▶ **WHAT THE TASK ASKS**: Please reproduce each of the entries below exactly as they appear.

[Records drawn from a dataset]
#####

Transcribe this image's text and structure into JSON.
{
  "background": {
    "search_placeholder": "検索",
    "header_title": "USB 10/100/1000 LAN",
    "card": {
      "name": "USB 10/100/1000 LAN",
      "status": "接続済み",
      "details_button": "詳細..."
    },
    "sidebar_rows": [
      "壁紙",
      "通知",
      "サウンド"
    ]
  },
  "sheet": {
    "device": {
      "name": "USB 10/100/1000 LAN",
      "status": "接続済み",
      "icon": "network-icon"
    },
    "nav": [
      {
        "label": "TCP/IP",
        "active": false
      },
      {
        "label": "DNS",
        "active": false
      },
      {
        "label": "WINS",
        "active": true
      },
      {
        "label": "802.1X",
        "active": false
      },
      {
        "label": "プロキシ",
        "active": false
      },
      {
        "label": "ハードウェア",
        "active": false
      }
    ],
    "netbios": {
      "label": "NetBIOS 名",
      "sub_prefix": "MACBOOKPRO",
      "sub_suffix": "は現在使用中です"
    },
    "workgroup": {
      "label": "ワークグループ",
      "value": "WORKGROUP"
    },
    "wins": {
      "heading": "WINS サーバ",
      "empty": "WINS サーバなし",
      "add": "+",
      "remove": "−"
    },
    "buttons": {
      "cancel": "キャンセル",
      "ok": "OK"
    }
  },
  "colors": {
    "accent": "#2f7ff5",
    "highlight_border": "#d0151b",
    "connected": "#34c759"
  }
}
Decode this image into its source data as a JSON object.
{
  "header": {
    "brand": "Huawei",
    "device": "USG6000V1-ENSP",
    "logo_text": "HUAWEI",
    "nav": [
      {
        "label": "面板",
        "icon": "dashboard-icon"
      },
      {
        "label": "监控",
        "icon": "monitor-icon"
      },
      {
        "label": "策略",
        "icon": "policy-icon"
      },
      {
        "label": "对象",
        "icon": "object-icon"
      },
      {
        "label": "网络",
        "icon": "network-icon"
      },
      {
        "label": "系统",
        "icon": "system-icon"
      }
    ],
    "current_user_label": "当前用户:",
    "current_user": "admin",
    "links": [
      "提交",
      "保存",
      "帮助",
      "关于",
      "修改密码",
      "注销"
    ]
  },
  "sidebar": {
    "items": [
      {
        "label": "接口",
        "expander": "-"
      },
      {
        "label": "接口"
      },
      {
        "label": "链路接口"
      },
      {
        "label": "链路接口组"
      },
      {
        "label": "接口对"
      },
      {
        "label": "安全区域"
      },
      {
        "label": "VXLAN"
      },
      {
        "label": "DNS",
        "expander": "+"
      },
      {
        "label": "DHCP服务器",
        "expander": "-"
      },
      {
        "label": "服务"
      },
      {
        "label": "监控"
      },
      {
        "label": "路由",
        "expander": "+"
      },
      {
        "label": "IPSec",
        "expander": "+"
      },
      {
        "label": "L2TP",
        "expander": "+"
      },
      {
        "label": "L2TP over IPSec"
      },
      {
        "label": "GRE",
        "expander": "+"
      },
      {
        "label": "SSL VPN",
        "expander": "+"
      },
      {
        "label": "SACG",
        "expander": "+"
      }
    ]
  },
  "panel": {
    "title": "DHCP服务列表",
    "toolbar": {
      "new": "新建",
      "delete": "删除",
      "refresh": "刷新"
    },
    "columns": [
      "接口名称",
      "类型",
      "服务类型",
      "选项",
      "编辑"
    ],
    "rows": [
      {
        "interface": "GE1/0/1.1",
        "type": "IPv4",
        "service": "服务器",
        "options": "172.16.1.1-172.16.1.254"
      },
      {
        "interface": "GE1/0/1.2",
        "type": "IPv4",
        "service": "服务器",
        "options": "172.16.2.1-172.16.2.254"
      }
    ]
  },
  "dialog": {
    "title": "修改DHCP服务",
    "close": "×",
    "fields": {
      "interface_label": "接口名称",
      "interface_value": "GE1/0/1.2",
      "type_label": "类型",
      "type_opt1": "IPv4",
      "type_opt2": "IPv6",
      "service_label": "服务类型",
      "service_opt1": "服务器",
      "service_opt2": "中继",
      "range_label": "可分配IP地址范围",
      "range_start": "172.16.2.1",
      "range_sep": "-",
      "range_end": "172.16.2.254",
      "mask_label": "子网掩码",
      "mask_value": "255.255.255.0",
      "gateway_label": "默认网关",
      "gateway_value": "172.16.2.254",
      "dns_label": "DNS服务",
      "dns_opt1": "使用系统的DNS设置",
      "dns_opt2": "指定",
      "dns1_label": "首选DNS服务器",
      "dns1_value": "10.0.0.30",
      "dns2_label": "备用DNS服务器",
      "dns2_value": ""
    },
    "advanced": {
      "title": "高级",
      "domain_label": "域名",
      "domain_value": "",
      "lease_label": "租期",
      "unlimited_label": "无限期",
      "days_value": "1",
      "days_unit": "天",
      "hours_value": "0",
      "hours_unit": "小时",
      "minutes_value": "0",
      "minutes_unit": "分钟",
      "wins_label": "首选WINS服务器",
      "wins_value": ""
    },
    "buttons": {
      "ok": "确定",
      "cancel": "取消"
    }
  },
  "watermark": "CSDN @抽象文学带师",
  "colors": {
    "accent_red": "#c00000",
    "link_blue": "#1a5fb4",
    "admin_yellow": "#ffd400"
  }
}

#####

▶ **FINISHED TASK**:
Transcribe this image's text and structure into JSON.
{
  "background": {
    "search_placeholder": "検索",
    "header_title": "USB 10/100/1000 LAN",
    "card": {
      "name": "USB 10/100/1000 LAN",
      "status": "接続済み",
      "details_button": "詳細..."
    },
    "sidebar_rows": [
      "壁紙",
      "通知",
      "サウンド"
    ]
  },
  "sheet": {
    "device": {
      "name": "USB 10/100/1000 LAN",
      "status": "接続済み",
      "icon": "network-icon"
    },
    "nav": [
      {
        "label": "TCP/IP",
        "active": false
      },
      {
        "label": "DNS",
        "active": false
      },
      {
        "label": "WINS",
        "active": true
      },
      {
        "label": "802.1X",
        "active": false
      },
      {
        "label": "プロキシ",
        "active": false
      },
      {
        "label": "ハードウェア",
        "active": false
      }
    ],
    "netbios": {
      "label": "NetBIOS 名",
      "sub_prefix": "MACBOOKPRO",
      "sub_suffix": "は現在使用中です"
    },
    "workgroup": {
      "label": "ワークグループ",
      "value": "WORKGROUP"
    },
    "wins": {
      "heading": "WINS サーバ",
      "empty": "WINS サーバなし",
      "add": "+",
      "remove": "−"
    },
    "buttons": {
      "cancel": "キャンセル",
      "ok": "OK"
    }
  },
  "colors": {
    "accent": "#2f7ff5",
    "highlight_border": "#d0151b",
    "connected": "#34c759"
  }
}
Decode this image into its source data as a JSON object.
{
  "header": {
    "brand": "Huawei",
    "device": "USG6000V1-ENSP",
    "logo_text": "HUAWEI",
    "nav": [
      {
        "label": "面板",
        "icon": "dashboard-icon"
      },
      {
        "label": "监控",
        "icon": "monitor-icon"
      },
      {
        "label": "策略",
        "icon": "policy-icon"
      },
      {
        "label": "对象",
        "icon": "object-icon"
      },
      {
        "label": "网络",
        "icon": "network-icon"
      },
      {
        "label": "系统",
        "icon": "system-icon"
      }
    ],
    "current_user_label": "当前用户:",
    "current_user": "admin",
    "links": [
      "提交",
      "保存",
      "帮助",
      "关于",
      "修改密码",
      "注销"
    ]
  },
  "sidebar": {
    "items": [
      {
        "label": "接口",
        "expander": "-"
      },
      {
        "label": "接口"
      },
      {
        "label": "链路接口"
      },
      {
        "label": "链路接口组"
      },
      {
        "label": "接口对"
      },
      {
        "label": "安全区域"
      },
      {
        "label": "VXLAN"
      },
      {
        "label": "DNS",
        "expander": "+"
      },
      {
        "label": "DHCP服务器",
        "expander": "-"
      },
      {
        "label": "服务"
      },
      {
        "label": "监控"
      },
      {
        "label": "路由",
        "expander": "+"
      },
      {
        "label": "IPSec",
        "expander": "+"
      },
      {
        "label": "L2TP",
        "expander": "+"
      },
      {
        "label": "L2TP over IPSec"
      },
      {
        "label": "GRE",
        "expander": "+"
      },
      {
        "label": "SSL VPN",
        "expander": "+"
      },
      {
        "label": "SACG",
        "expander": "+"
      }
    ]
  },
  "panel": {
    "title": "DHCP服务列表",
    "toolbar": {
      "new": "新建",
      "delete": "删除",
      "refresh": "刷新"
    },
    "columns": [
      "接口名称",
      "类型",
      "服务类型",
      "选项",
      "编辑"
    ],
    "rows": [
      {
        "interface": "GE1/0/1.1",
        "type": "IPv4",
        "service": "服务器",
        "options": "172.16.1.1-172.16.1.254"
      },
      {
        "interface": "GE1/0/1.2",
        "type": "IPv4",
        "service": "服务器",
        "options": "172.16.2.1-172.16.2.254"
      }
    ]
  },
  "dialog": {
    "title": "修改DHCP服务",
    "close": "×",
    "fields": {
      "interface_label": "接口名称",
      "interface_value": "GE1/0/1.2",
      "type_label": "类型",
      "type_opt1": "IPv4",
      "type_opt2": "IPv6",
      "service_label": "服务类型",
      "service_opt1": "服务器",
      "service_opt2": "中继",
      "range_label": "可分配IP地址范围",
      "range_start": "172.16.2.1",
      "range_sep": "-",
      "range_end": "172.16.2.254",
      "mask_label": "子网掩码",
      "mask_value": "255.255.255.0",
      "gateway_label": "默认网关",
      "gateway_value": "172.16.2.254",
      "dns_label": "DNS服务",
      "dns_opt1": "使用系统的DNS设置",
      "dns_opt2": "指定",
      "dns1_label": "首选DNS服务器",
      "dns1_value": "10.0.0.30",
      "dns2_label": "备用DNS服务器",
      "dns2_value": ""
    },
    "advanced": {
      "title": "高级",
      "domain_label": "域名",
      "domain_value": "",
      "lease_label": "租期",
      "unlimited_label": "无限期",
      "days_value": "1",
      "days_unit": "天",
      "hours_value": "0",
      "hours_unit": "小时",
      "minutes_value": "0",
      "minutes_unit": "分钟",
      "wins_label": "首选WINS服务器",
      "wins_value": ""
    },
    "buttons": {
      "ok": "确定",
      "cancel": "取消"
    }
  },
  "watermark": "CSDN @抽象文学带师",
  "colors": {
    "accent_red": "#c00000",
    "link_blue": "#1a5fb4",
    "admin_yellow": "#ffd400"
  }
}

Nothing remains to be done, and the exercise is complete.